This was an album of the old style where every note in every song mattered, and where each song was memorable and distinctive. It moves easily through different styles but every one is within Wallinger's confident grasp. And it didn't sound overly studied or too clever-clogs.
But the man who would later see his She's the One covered with great success by Robbie Williams just couldn't get traction for his own work on Goodbye Jumbo.
Whether it be a piano-framed ballad like God on my Side (Dylan in the lyrics again), the studio-funk of Show Me To The Top or the trippy Thank You World, Karl Wallinger proved he had what it took.
But most people were looking the other way.
Wallinger and World Party made other albums, none as good but his finest hour (well, 53 minutes) still stands today . . . and from here you head to his CD singles where he would offer throwaway genius in Stones-styled blues, pastoral ballads that wouldn't shame a Donovan album, a letter perfect cover of Lennon's Happiness is a Warm Gun, remixes . . .
Yes, 1990 was a great year. And for a while there Karl Wallinger probably thought so too.
There's a 1993 interview with Wallinger post-Jumbo at Absolute Elsewhere here.
These Essential Elsewhere pages deliberately point to albums which you might not have thought of, or have even heard . . .
But they might just open a door into a new kind of music, or an artist you didn't know of.
Or someone you may have thought was just plain boring.

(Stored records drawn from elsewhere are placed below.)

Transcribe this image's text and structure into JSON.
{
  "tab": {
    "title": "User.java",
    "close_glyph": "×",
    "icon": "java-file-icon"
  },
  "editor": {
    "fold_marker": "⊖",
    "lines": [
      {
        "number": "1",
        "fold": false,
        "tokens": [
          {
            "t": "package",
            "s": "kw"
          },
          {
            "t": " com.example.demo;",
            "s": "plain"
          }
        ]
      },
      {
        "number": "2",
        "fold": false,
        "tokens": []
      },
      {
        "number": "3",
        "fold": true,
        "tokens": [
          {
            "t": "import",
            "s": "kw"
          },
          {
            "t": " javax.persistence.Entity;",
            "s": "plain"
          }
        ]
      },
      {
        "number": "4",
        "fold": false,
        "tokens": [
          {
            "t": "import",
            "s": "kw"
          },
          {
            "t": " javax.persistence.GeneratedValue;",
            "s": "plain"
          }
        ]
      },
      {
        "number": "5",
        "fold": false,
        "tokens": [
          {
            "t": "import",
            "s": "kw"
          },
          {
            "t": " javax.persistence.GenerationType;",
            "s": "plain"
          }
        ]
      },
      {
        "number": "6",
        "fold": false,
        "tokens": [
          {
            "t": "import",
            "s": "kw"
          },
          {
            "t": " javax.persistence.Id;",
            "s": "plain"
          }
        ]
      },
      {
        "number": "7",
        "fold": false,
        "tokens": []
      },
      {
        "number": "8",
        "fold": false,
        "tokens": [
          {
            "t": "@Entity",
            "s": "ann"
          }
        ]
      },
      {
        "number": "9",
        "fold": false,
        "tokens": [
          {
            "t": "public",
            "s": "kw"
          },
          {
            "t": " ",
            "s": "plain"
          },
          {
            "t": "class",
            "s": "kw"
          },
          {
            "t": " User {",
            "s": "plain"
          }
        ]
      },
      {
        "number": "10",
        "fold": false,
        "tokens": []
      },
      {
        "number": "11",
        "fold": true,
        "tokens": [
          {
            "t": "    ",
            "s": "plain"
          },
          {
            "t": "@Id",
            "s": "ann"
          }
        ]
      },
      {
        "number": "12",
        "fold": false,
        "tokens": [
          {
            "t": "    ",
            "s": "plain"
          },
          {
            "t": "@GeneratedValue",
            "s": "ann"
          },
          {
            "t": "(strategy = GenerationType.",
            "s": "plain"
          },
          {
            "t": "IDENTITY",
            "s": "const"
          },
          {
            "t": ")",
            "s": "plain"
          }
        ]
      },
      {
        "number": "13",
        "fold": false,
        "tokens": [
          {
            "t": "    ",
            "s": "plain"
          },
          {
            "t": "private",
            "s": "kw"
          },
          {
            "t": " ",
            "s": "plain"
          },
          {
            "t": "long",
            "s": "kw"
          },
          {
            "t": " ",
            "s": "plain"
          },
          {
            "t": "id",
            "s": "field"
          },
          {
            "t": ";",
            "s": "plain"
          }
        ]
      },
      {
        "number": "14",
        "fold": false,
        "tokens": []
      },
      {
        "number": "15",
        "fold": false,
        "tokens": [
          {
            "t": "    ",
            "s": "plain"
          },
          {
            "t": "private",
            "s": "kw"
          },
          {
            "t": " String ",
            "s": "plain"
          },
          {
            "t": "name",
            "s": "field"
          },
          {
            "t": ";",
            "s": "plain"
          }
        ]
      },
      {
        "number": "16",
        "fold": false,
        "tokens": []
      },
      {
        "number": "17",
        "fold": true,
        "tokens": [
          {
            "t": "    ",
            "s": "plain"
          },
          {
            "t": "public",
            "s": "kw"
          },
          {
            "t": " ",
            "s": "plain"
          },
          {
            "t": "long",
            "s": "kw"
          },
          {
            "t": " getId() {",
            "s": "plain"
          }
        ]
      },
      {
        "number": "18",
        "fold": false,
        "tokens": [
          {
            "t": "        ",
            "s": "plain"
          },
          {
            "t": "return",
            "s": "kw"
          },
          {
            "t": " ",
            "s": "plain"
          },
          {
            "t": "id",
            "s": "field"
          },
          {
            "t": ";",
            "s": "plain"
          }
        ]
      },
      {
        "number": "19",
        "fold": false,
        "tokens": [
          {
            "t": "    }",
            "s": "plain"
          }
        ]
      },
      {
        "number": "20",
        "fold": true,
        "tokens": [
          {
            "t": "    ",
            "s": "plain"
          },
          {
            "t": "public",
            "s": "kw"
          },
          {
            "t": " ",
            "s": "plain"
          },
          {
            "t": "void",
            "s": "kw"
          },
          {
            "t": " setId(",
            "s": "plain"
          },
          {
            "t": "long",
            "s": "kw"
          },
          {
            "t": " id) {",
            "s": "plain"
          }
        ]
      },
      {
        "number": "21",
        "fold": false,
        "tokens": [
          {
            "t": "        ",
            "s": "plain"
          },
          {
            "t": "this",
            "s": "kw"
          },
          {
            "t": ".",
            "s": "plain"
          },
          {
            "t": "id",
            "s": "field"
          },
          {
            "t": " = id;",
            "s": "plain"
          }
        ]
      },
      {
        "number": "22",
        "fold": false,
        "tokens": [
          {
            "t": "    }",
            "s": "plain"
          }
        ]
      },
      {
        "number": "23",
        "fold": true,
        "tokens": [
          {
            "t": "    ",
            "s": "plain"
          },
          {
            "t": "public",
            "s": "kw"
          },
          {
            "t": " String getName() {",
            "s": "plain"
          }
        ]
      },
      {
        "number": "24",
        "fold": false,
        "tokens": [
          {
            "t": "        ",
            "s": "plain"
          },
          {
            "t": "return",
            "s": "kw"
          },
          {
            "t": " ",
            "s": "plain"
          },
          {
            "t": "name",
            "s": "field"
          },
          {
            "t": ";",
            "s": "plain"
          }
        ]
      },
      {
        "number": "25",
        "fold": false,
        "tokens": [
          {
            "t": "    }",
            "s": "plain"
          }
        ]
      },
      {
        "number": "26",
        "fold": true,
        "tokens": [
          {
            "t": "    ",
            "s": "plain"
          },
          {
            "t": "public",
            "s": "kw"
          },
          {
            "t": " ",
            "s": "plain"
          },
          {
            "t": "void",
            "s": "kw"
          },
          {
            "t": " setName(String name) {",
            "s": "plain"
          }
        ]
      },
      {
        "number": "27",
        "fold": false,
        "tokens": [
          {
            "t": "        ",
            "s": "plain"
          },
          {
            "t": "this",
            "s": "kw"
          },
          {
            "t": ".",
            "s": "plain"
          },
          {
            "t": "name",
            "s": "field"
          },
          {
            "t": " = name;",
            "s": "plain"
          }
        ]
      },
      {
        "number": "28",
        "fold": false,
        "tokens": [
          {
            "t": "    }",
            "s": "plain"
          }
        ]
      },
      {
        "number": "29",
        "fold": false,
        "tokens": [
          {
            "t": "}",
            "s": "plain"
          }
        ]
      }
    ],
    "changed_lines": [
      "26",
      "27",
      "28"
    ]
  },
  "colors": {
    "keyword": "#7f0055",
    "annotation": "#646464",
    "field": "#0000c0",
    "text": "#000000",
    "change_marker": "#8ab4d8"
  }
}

But here is the way into a new/interesting/different music . . .
The deep end won't be out of your depth . . .